Almost four years ago, I published my first novel, At Center Line. Ironically, Beyond Center Line, it’s sequel, is set nearly four years after the events of At Center Line.
When I was 16, publishing a novel was a big deal for me–I had never planned to get published and I never thought my work was good enough for publication. So when I got accepted by Page Publishing in New York City, New York, I was completely ecstatic. Luckily, this excitement was able to be channeled into improving my work, however, my elation also got the better of me and I made many mistakes during the publication process.
One of my weaknesses is patience and unfortunately, this was reflected in the final product of At Center Line. As I look through my own copy, I find minor syntax issues that should have been fixed. Some words could have been stronger, scenes could be more dynamic, I could go on. These mistakes are a result of my lacking patience and my over zealous excitement to just finish editing.
A lot of my friends have asked if I blame the publisher for these mistakes and honestly, I don’t blame the publisher.
I was, and still am, very fortunate to be working with a company that believes that the author is the sole owner of their work. For this reason though, Page Publishing only provides a copy edit–streamlining the minuscule grammatical edits to ensure consistency–so that they do not intrude upon the author’s work. Essentially, I can’t blame my publisher for not catching the changes. It’s my job as the author to understand the direction and purpose of my own writing.

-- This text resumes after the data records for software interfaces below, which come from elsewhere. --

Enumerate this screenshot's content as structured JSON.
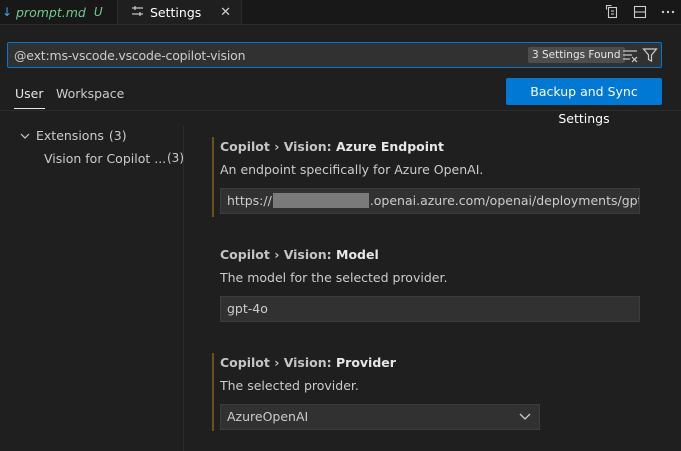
{
  "tabs": [
    {
      "label": "prompt.md",
      "badge": "U"
    },
    {
      "label": "Settings"
    }
  ],
  "search": {
    "value": "@ext:ms-vscode.vscode-copilot-vision",
    "results_badge": "3 Settings Found"
  },
  "scope_tabs": {
    "user": "User",
    "workspace": "Workspace"
  },
  "sync_button": "Backup and Sync Settings",
  "toc": {
    "extensions_label": "Extensions",
    "extensions_count": "(3)",
    "child_label": "Vision for Copilot ...",
    "child_count": "(3)"
  },
  "settings": [
    {
      "category": "Copilot › Vision: ",
      "key": "Azure Endpoint",
      "description": "An endpoint specifically for Azure OpenAI.",
      "value_prefix": "https://",
      "value_suffix": ".openai.azure.com/openai/deployments/gpt-..."
    },
    {
      "category": "Copilot › Vision: ",
      "key": "Model",
      "description": "The model for the selected provider.",
      "value": "gpt-4o"
    },
    {
      "category": "Copilot › Vision: ",
      "key": "Provider",
      "description": "The selected provider.",
      "value": "AzureOpenAI"
    }
  ]
}
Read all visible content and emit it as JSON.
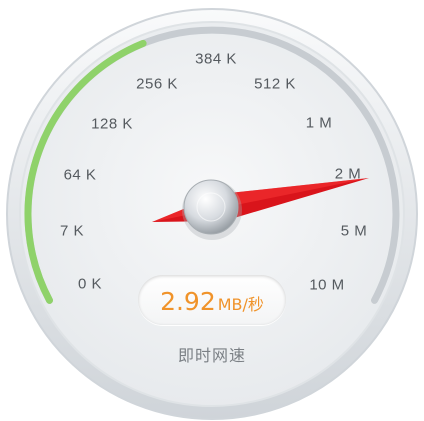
{
  "gauge": {
    "scale_labels": [
      "0 K",
      "7 K",
      "64 K",
      "128 K",
      "256 K",
      "384 K",
      "512 K",
      "1 M",
      "2 M",
      "5 M",
      "10 M"
    ],
    "reading": {
      "value": "2.92",
      "unit": "MB/秒"
    },
    "caption": "即时网速",
    "needle_label": "2 M",
    "colors": {
      "progress_arc": "#8fd26a",
      "needle": "#d9141b",
      "readout_text": "#f0932a",
      "dial_face": "#eef0f2"
    }
  }
}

Despite my poor editing abilities at 16, I still knew exactly how I wanted my novel to look and I was ready to start promoting right away. I learned very quickly how to communicate exactly what I wanted for my cover design and started promoting my novel very quickly.
In the last four years, things have been going well. I’ve sold books, made a reputation on social media, participated in several book signings, have become a part of various supportive writing communities, and I’m expanding and learning more about writing everyday.
With all of this growth and the continued support, I’ve definitely approached my sequel differently.
Don’t worry, I won’t give away spoilers!
Through my work as a consultant and my growing openness to corrections and feedback as good news, I have come to thoroughly enjoy editing.
For the last 6 months, I have been working on editing and perfecting my manuscript to become a true reflection of my writing. As any of my writer friends know, editing is a tiresome and belaboring process, one that many of us dread. But with this time, I found that I was incredibly enthusiastic to begin working on the editing portion of my manuscript. Why? Because I wanted more than anything to ask myself the same complex questions that I ask other writers and I wanted to challenge myself to become better.
For me, editing wasn’t just making changes. Personally, I have found that editing is a reflection on my own writing: it’s pushing myself to be the best writer possible, and developing my voice in the public discourse.
So the story is essentially written better. So what?
Well there’s more…
This sequel is one of those tricky ones. At Center Line provided the surface setting for Threa and focused more on themes than characters. In many ways, I find this aspect of my writing very intriguing–but this was not what I wanted for my sequel.
Beyond Center Line is a prequel and a sequel. It’s a complete expansion of the world of Threa through evolving characters and dynamic plotlines. Additionally, at request of my morals and many of my readers, Beyond Center Line completes the multi-faceted two-part Center Line series.
Overall, Beyond Center Line establishes the absolute bounds of the world of Threa while maintaining a thorough and complex narrative. With strong themes of identity, patience, and endurance, I believe that Beyond Center Line is a true reflection of my writing and the reality of Threa and it’s surrounding entities.
Hopefully, my future readers will find their own meaning in the two-part Center Line series and come to identify and understand the story as a whole.